3c. When joining the run section to the front of the main house section it helps to have a 2nd person pull the bottom of the house section down and towards the adjoining run section.

 

Fitting The Screws For The Eyelets:

There are 5 metal eyelets for the run and house sections of the Balmoral Hutch cover. You have a few options available to you. The easiest is simply to use a screw to hold up the cover.

Alternatively, you can fit the special fittings that have been supplied. There are two parts to these fitting; the plastic-tipped screw and metal part that goes into the woodwork.

The easiest way is to use a drill to create a pilot hole.

If you don't have a drill and suitable sized drill bit then you can use a screw and a screwdriver.

Simply screw and unscrew it a few times to start to make the pilot hole and then using the tip of the screwdriver create the hole.

Next, you will need to push the metal part of the fitting into the hole you have created and then using a hammer carefully tap it into place.

Important: Make sure you support the panel from behind when you are hammering. You don't need to use excessive force. If the hole is big enough it will go in without too much effort.

Next, attach the plastic screw.

In total, there are 5 eyelets strategically positioned around your hutch. Two on the main housing section (front and back), one at the end of the run, and two more in the middle of the front and back run panels. We recommend you make use of all 5 so your cover is fully supported.

 

Manufacturers And Our Recommendations:

1. In warm weather, your hutch can get dangerously hot if the cover is left on. We recommend that you remove your cover during warm weather.

2. We also recommend that you allow your cover and hutch to air out regularly, especially after long periods of wet or damp weather. Failure to do so can result in a build-up of mould and cause the cover to degrade at a much faster pace.

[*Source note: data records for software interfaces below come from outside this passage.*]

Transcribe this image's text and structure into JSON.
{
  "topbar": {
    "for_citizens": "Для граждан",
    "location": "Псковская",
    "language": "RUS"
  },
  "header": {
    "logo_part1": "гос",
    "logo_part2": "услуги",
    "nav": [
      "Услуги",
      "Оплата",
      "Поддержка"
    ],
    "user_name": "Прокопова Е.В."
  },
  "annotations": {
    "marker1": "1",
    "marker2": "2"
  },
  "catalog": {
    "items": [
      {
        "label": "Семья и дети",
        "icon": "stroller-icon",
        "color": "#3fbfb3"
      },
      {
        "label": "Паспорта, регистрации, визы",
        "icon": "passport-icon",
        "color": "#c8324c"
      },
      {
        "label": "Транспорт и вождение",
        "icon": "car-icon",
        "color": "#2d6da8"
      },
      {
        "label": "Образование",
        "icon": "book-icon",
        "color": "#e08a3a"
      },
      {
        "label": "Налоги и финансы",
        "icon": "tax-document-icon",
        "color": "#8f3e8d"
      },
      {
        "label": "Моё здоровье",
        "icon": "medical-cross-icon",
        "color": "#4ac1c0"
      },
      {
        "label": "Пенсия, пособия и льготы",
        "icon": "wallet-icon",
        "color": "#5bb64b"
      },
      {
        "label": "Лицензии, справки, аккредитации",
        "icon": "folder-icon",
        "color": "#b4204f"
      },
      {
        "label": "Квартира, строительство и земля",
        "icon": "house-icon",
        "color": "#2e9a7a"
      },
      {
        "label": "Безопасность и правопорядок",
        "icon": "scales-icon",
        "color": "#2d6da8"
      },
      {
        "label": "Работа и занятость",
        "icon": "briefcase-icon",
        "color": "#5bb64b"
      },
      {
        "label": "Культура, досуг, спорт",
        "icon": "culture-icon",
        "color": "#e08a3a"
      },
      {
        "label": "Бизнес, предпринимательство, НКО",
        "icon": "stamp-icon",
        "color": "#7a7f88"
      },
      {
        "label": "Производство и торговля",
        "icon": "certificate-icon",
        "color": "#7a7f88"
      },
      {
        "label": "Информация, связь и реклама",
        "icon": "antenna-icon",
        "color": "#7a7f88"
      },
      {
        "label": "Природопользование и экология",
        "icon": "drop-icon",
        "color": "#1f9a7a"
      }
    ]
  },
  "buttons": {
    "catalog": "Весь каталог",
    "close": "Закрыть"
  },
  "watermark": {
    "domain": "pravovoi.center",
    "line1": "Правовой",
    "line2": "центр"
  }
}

3. During periods of prolonged rain, the hutch cover will become saturated and the inside of the cover can become wet. To prolong the life and enhances the performance of your hutch cover especially during wet periods the manufacturer recommends Nikwax.